Wherever "JSON" appears in the records below, copy the line that holds it.

::: Supplied data

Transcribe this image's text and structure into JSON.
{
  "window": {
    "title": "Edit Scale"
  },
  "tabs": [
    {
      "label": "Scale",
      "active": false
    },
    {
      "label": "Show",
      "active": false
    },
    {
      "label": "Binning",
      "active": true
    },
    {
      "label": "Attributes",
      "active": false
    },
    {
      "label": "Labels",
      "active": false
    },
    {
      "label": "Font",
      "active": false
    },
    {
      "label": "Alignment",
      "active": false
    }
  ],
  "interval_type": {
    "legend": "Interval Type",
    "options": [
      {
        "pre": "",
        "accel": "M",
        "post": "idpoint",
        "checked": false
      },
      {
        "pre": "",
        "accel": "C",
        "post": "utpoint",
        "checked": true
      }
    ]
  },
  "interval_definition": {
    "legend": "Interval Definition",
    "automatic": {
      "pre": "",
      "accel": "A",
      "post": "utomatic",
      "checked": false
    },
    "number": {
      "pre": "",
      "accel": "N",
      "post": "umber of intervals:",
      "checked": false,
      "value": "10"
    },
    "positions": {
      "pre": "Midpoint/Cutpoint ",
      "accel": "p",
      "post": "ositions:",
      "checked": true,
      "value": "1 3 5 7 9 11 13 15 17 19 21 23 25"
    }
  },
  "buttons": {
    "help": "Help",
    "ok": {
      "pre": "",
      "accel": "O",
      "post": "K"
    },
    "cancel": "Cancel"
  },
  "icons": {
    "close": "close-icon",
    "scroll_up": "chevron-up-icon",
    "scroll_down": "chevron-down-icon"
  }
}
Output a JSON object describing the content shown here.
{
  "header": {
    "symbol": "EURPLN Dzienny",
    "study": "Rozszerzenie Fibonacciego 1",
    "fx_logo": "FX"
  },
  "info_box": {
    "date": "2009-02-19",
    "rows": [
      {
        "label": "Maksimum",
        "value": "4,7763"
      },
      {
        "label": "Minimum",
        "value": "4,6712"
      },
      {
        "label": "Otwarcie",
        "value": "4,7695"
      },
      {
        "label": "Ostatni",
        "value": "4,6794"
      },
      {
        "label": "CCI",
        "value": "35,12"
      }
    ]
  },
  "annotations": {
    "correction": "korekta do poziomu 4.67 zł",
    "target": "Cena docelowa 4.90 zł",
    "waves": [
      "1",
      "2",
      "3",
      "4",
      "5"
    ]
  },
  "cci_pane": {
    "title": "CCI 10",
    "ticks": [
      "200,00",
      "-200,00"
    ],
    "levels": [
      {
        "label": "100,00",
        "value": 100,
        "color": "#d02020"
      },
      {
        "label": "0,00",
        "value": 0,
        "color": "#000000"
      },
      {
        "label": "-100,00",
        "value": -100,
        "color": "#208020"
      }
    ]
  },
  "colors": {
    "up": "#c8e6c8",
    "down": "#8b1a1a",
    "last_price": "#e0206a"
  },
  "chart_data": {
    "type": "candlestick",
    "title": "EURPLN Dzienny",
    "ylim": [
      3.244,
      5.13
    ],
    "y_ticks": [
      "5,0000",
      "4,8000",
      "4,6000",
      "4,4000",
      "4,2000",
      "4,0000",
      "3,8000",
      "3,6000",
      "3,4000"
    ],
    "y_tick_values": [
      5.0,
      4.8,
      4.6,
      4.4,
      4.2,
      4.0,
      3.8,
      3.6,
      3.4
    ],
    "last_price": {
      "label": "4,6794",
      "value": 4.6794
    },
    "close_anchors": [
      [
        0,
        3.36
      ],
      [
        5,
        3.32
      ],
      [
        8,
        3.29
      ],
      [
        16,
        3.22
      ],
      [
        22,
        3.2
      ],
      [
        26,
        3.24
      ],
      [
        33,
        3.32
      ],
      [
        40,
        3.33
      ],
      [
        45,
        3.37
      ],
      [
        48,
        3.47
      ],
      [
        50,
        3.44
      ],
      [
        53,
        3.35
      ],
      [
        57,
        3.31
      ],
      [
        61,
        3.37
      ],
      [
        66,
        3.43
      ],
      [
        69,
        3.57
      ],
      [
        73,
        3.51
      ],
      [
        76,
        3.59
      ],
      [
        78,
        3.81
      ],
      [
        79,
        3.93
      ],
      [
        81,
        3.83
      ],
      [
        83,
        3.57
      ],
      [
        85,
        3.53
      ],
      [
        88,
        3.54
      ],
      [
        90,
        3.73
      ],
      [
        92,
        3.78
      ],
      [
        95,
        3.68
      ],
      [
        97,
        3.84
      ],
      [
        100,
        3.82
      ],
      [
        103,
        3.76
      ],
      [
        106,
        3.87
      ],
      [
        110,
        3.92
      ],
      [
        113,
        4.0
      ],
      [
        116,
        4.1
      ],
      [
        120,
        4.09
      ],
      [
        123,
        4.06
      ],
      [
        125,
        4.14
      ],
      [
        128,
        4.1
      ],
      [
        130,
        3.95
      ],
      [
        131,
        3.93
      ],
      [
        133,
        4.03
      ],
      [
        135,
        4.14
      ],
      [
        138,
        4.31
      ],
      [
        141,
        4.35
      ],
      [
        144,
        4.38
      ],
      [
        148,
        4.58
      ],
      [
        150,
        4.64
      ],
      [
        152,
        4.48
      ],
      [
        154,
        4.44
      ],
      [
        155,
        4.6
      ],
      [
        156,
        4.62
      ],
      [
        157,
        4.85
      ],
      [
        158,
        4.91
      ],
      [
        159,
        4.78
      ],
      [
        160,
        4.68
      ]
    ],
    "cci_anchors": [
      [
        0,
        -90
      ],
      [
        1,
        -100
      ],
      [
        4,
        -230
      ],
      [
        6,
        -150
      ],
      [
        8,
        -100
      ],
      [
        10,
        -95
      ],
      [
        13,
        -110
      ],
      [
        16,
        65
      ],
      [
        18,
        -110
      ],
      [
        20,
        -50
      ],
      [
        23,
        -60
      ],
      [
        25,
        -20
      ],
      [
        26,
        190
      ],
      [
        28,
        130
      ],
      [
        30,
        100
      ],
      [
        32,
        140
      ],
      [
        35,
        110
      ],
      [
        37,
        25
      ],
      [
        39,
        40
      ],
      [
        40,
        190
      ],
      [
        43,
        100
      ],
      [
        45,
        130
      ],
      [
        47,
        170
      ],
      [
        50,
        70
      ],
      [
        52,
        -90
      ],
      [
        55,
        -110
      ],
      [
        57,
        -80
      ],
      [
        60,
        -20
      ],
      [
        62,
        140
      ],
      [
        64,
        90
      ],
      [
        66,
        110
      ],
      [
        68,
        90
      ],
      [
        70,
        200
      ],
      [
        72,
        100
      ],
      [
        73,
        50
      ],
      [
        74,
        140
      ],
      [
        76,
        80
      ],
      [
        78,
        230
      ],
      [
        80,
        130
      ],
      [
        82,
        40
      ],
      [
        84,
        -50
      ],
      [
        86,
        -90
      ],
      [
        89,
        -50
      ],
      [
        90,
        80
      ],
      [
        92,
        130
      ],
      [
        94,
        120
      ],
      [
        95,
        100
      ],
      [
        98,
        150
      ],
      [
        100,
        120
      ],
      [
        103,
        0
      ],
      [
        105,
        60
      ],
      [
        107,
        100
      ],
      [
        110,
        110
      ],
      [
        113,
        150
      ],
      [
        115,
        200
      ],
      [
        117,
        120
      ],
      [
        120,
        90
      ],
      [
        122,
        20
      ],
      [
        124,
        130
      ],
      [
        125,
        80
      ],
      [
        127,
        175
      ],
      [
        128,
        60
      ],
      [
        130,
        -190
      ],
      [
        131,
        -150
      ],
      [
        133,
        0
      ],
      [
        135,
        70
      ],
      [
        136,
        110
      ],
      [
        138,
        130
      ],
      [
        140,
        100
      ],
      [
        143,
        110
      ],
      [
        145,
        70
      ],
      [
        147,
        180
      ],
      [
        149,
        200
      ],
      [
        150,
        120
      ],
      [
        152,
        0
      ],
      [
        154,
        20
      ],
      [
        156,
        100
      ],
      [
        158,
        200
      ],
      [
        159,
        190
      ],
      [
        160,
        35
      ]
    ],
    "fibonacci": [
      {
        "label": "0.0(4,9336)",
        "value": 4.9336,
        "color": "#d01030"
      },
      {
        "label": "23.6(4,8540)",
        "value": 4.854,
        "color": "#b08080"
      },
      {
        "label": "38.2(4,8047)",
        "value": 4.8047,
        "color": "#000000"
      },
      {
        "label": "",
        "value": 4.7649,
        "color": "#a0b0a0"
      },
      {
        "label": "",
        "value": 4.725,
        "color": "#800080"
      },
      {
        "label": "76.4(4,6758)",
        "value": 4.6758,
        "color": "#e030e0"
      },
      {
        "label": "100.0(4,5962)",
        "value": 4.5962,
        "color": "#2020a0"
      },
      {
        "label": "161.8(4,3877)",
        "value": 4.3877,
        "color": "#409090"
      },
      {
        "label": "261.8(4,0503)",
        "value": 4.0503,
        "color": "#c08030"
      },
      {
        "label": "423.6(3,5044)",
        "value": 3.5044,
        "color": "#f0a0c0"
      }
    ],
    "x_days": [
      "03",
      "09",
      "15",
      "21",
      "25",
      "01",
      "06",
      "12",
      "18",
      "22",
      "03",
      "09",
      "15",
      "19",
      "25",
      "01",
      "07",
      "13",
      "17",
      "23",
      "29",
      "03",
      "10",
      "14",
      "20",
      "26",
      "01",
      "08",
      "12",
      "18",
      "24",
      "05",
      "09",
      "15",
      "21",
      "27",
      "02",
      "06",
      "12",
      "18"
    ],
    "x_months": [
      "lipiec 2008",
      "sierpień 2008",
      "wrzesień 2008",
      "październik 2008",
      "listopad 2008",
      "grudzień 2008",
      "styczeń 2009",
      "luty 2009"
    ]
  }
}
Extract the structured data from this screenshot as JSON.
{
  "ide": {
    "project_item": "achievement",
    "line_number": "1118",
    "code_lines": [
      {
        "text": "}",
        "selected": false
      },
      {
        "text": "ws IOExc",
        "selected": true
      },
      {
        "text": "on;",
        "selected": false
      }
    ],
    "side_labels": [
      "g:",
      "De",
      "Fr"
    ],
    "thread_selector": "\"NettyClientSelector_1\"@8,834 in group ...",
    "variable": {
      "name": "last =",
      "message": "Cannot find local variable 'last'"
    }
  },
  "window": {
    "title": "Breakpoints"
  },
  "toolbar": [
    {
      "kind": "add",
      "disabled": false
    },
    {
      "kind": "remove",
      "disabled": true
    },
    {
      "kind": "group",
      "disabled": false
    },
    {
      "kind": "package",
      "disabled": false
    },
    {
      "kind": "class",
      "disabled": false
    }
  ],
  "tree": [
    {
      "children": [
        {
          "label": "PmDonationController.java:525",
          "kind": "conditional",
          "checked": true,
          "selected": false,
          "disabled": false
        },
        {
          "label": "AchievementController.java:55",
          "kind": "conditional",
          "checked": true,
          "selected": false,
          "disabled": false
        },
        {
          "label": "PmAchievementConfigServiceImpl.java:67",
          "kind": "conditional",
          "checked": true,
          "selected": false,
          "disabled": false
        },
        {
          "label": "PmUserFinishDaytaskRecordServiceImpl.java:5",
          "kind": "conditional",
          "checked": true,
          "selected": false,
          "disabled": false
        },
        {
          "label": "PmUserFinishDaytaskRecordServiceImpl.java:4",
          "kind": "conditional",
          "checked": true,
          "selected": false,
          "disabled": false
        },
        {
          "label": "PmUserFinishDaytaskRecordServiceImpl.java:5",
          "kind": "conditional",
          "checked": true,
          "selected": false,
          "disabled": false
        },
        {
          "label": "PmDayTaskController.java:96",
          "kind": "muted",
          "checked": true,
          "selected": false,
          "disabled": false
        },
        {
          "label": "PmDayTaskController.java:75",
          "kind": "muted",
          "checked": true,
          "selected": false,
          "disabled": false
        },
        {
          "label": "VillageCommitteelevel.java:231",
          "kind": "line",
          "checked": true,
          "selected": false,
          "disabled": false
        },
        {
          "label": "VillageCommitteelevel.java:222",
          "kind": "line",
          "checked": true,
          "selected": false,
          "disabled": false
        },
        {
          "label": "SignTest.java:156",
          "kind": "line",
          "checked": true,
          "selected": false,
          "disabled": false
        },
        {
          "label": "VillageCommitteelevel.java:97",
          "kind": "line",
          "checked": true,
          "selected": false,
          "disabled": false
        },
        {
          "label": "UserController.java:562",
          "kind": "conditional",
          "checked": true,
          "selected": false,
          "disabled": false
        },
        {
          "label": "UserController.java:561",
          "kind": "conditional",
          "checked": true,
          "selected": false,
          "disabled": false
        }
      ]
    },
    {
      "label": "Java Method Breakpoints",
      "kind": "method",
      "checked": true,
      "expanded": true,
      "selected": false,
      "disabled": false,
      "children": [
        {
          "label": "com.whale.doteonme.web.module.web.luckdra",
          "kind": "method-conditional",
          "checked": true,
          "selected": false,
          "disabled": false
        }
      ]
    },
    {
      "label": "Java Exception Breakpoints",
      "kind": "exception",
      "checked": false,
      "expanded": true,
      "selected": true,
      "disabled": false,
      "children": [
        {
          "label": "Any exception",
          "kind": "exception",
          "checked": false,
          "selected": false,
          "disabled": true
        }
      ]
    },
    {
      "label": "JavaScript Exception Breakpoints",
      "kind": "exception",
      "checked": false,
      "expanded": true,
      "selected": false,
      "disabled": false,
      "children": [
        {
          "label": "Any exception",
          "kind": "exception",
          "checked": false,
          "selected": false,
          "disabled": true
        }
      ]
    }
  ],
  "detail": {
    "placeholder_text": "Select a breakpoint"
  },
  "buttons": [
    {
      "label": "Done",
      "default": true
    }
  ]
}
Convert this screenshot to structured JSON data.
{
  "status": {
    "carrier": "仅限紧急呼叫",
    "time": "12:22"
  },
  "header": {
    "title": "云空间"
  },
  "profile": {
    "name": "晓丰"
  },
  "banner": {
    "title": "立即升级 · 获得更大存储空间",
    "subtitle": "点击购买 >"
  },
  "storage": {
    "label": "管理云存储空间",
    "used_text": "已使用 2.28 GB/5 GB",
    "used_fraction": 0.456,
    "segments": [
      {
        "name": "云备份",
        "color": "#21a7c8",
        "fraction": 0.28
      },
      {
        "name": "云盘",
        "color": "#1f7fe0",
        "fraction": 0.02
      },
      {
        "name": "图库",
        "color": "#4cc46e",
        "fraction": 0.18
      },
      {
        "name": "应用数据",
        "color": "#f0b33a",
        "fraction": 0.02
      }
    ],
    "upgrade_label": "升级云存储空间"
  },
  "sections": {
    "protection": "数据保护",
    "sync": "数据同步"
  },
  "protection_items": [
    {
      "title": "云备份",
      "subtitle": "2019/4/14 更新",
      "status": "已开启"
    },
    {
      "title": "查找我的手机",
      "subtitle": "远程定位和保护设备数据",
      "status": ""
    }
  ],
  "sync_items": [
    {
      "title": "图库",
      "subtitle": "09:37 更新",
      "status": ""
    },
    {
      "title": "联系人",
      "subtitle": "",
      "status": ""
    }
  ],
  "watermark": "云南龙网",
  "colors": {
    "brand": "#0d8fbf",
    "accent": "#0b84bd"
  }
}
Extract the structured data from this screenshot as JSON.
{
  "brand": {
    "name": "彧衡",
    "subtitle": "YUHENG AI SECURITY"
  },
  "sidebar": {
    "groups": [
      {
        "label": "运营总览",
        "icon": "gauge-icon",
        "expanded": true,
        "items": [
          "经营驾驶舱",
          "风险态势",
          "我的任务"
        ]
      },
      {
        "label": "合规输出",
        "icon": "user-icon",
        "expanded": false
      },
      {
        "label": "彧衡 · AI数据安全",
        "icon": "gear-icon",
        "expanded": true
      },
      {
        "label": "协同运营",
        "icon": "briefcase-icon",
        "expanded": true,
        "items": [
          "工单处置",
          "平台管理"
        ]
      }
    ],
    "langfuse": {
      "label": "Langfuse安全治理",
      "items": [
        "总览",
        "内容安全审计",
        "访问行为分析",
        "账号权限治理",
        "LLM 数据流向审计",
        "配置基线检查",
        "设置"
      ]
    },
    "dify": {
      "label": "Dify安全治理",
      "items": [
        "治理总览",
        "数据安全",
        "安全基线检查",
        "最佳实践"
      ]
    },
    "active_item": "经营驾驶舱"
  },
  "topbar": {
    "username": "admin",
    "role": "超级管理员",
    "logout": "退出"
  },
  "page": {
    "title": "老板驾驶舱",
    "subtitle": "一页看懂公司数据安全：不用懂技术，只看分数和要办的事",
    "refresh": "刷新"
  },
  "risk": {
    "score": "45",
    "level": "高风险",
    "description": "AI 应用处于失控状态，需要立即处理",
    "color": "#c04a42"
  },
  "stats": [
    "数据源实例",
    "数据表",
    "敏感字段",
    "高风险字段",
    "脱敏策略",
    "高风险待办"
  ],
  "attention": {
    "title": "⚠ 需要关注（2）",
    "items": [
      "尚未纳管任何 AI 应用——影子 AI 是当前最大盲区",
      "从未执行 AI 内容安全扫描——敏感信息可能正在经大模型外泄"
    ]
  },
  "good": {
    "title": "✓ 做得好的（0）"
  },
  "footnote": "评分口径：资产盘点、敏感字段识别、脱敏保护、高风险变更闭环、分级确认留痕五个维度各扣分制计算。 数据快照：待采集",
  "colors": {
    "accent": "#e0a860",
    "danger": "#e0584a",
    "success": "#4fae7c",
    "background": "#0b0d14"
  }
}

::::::

§ **Completed exercise**:
Transcribe this image's text and structure into JSON.
Output a JSON object describing the content shown here.
Extract the structured data from this screenshot as JSON.
Convert this screenshot to structured JSON data.
Extract the structured data from this screenshot as JSON.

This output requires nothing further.